COLUMBUS – The Ohio Department of Health announced Friday that it has launched an investigation on behalf of the Centers for Medicare and Medicaid Services – the federal agency that oversees things like patient safety and hospital performance. The investigation follows the news this week that a Mount Carmel doctor ordered lethal doses of prescription painkillers to 27 patients.
Mount Carmel hospital confirmed that the state health department conducted a site visit at the hospital this week.
Both the hospital and lawsuits allege that the amount of fentanyl prescribed was significantly excessive and beyond what would provide comfort to the patients who were either near death or in intensive care.
State health department spokesman J.C. Benton would not offer up any other details about his department’s investigation - including when the investigation launched or what it was looking into. The Columbus Division of Police and the Franklin County Prosecutor’s Office also announced that they’ve been investigating the allegations since early December.

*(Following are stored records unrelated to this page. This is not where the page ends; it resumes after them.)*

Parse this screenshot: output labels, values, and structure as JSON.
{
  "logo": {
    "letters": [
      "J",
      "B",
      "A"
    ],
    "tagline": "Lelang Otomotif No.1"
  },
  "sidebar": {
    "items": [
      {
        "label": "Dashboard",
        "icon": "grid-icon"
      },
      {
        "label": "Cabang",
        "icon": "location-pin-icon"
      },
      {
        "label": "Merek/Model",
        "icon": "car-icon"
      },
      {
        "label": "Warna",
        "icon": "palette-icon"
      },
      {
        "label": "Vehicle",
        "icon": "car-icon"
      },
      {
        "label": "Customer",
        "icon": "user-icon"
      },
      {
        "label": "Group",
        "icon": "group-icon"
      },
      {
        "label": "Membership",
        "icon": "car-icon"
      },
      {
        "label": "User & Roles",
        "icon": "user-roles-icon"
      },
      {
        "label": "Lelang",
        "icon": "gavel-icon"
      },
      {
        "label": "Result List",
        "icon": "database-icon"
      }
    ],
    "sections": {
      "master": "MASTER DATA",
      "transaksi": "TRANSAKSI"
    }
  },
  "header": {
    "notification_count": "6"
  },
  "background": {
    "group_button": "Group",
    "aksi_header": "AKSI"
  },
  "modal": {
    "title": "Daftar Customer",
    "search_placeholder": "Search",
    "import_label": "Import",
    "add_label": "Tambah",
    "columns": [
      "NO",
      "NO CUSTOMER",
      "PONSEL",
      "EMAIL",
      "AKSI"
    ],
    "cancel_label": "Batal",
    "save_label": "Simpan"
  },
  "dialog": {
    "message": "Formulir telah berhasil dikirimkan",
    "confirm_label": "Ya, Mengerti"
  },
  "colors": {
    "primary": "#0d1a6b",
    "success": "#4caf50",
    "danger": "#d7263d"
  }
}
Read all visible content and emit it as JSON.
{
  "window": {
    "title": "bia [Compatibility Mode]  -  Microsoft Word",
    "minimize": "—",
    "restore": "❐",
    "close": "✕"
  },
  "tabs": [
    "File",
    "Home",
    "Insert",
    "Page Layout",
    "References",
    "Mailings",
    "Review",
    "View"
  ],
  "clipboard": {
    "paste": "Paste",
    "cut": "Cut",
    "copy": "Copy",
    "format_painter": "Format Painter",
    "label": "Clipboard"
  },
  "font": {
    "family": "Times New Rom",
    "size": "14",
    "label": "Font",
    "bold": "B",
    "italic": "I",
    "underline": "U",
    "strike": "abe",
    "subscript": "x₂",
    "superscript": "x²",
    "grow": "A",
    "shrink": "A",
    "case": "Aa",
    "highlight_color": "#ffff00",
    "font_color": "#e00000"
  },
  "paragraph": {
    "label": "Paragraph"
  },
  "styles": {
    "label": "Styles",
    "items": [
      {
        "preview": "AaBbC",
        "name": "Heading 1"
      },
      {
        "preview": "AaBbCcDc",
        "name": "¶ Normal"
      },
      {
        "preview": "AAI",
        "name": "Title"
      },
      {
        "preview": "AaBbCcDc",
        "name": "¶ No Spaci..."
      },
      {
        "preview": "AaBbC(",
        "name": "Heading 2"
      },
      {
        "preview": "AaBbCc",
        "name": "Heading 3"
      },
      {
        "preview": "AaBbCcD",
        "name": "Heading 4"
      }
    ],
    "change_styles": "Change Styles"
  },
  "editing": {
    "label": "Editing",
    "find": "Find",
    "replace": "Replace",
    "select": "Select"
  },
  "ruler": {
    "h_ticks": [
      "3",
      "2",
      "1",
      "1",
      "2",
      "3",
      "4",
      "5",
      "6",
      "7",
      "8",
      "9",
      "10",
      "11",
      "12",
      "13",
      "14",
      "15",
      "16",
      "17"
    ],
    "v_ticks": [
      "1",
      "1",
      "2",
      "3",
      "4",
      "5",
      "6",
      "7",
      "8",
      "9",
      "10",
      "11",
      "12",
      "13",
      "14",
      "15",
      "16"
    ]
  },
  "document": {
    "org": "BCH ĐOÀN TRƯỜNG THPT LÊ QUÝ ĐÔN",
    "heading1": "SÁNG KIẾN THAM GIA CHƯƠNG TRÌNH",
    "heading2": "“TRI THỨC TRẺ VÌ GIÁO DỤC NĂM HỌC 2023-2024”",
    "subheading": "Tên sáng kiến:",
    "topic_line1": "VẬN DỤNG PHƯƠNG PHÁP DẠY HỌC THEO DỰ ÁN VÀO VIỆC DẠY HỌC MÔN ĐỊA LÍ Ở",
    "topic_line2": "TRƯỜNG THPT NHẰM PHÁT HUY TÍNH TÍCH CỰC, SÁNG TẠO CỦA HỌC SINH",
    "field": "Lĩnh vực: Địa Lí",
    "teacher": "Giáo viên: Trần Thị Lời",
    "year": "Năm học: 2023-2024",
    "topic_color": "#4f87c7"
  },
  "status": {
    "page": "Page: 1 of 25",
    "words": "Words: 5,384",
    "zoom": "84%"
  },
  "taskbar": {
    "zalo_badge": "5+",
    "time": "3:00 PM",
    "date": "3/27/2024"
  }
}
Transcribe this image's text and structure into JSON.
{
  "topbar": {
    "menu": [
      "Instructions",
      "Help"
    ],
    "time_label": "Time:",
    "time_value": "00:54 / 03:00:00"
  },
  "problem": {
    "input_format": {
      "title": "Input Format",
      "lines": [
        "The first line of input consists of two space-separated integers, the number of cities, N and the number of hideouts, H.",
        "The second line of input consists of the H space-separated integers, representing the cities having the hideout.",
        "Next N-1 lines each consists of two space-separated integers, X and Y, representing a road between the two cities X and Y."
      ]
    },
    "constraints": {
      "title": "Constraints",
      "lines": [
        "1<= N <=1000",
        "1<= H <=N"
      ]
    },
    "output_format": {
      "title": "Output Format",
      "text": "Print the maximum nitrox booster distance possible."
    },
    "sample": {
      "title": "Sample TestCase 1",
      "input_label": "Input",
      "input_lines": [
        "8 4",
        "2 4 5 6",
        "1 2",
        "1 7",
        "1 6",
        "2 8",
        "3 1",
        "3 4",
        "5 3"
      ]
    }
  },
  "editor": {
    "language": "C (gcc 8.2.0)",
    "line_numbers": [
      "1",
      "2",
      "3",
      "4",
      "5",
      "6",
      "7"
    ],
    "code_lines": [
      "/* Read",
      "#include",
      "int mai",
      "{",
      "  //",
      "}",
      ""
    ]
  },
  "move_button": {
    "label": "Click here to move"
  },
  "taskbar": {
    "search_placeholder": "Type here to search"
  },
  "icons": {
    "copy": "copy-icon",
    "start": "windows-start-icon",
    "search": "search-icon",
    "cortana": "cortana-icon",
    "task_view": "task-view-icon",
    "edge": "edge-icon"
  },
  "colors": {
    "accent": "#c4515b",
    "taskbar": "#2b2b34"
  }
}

The Ohio Hospital Association said Friday that CMS could do a site investigation or assessment of the hospital that might affect the hospital’s accreditation.
On Monday WBNS 10TV first reported that Dr. William Husel, a critical care physician, was accused of ordering that lethal doses of fentanyl be given to 27 patients who were either in intensive care or near death.
Husel has declined to comment. So have his attorneys. No one answered the door at Husel’s home when a 10 Investigates reporter stopped by on Friday.
Three wrongful death lawsuits allege that Husel ordered “grossly inappropriate” amounts of the powerful synthetic painkiller fentanyl be given to 27 patients. The lawsuits also allege that the hospital’s pharmacists fulfilled the orders and that several nurses administered the lethal doses to the patients.
Ed Lamb, the president and CEO of the Mount Carmel Health System, released a video statement Monday apologizing to the families of the patients.
“We apologize for this tragedy, and we’re truly sorry for the additional grief this may cause these families,” he said.
The hospital has acknowledged that it first received an allegation concerning patient care in late October and took prompt action on Nov. 19 after receiving an additional allegation. A hospital spokeswoman has not returned recent calls or emails seeking additional clarity on an exact date.
Some supporters of the nurses have told 10 Investigates that they were following doctor’s orders. But Lisa Emrich with the state’s nursing board says nurses have a regulatory duty to seek clarity when an order may affect a patient’s safety.
When asked if the expectation on a nurse is to stand up and question a doctor’s order, Emrich said: “Yes, when a nurse has reason to believe that the order they received is inaccurate… or is harmful or potentially harmful to a patient, the nurse is required by our regulations to clarify an order.”
Three of the lawsuits filed this week alleged that Dr. Husel ordered the drugs, that the pharmacists fulfilled the orders and the nurses administered the lethal doses of fentanyl – which in the three wrongful death lawsuits filed – ranged from 600 to 1,000 micrograms of fentanyl.
When asked if 1,000 micrograms is a lot of fentanyl and if a nurse should question that amount, Emrich said: “When you look up that medication on the prescription resources, it’s a dose beyond that usual prescriptive range depending on the circumstances in which it is being administered.”